… it is… of great concern that the absolute number of Catholic infant baptisms continues to dip annually. For example, the number of baptisms, when projected five years into the future, is correlated with entry-level Catholic school enrollment. If baptisms are falling, most likely enrollments will fall at the same pace. Are fewer Catholics choosing to baptize their children? Or are Catholics just having fewer children, as the national trend indicates?  The answer to these questions implies very different potential responses.

CARA then goes on to answer its own question.

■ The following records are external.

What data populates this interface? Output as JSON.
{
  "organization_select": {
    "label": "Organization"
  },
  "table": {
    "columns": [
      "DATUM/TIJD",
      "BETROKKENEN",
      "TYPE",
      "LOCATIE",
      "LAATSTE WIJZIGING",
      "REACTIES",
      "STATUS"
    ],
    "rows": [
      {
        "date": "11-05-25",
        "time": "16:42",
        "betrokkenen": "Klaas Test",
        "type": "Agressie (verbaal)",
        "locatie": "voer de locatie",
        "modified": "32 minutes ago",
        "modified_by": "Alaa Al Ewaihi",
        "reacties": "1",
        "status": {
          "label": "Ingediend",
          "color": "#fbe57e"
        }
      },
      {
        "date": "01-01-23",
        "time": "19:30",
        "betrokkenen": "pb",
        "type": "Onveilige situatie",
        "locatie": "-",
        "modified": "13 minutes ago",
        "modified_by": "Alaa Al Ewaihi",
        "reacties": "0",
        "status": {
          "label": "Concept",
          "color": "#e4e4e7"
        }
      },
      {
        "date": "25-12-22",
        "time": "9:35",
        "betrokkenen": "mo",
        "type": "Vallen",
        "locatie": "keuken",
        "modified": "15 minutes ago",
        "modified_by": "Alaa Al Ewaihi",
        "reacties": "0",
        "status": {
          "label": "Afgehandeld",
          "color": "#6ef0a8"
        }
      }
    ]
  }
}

The data indicate that almost all self-identified Catholics having children are baptizing those children (most within a year of birth and some in later childhood years). In 2009, the crude birth rate for the United States was 13.8 per 1,000 population whereas the crude Catholic baptism rate was 12.7 per 1,000 Catholics. Historically, these two rates are strongly correlated (R=.984). Most of the decline in Catholic baptisms is attributable to the decline in birth rates from the Baby Boom peak years.

Translation: U.S. Catholics, like the rest of the nation, have been having fewer kids but, by and large, those kids have been getting baptized.

The DOR Story

So how is this story playing out in the Diocese of Rochester?  Well, as the following chart shows, the rate of Catholic marriages in DOR has been running slightly higher (the average is 1.5 units higher) than the national rate, at least for the last 30+ years. (This data comes from my collection of Official Catholic Directories, which only dates back to 1977.  We are therefore looking at the equivalent of the right half of the CARA chart, above.)

The rate of baptisms, however, seems to be a story with two chapters.  In the first chapter, which runs from 1977 to 2004, DOR’s baptismal rate tracked the national rate quite closely, averaging just 0.2 units less than that rate over those 25 years. But in the second chapter, which started in 2005 and is still ongoing today, DOR’s baptismal rate has been showing a marked departure from the national rate.  Indeed, in the last 6 years we have been baptizing infants at a rate that has averaged 3.0 units lower than the national rate.

(By the way, there is no reason to believe that the actual birth rate among local Catholics has collapsed in the last 6 years. While specifically Catholic data is not available, NY State Health Department data shows that the average live birth rate in the 12 counties comprising DOR was 11.5 births per 1,000 residents from 2000 through 2004 and 11.3 per 1,000 from 2005 through 2008.)

So what does this mean for our local Catholic schools?  Well, if our baptismal rate had continued to run about 0.2 units less than the national rate over the last 6 years (as it had done from 1977 to 2004), we would have baptized approximately 26,120 infants since 2005.  However, the actual number of baptisms recorded during that period was 20,646, an average of 912 fewer per year.

Put another way, in the last 6 years DOR’s pool of potential future Catholic 1st graders has become about 20% smaller.

The obvious question is: Why?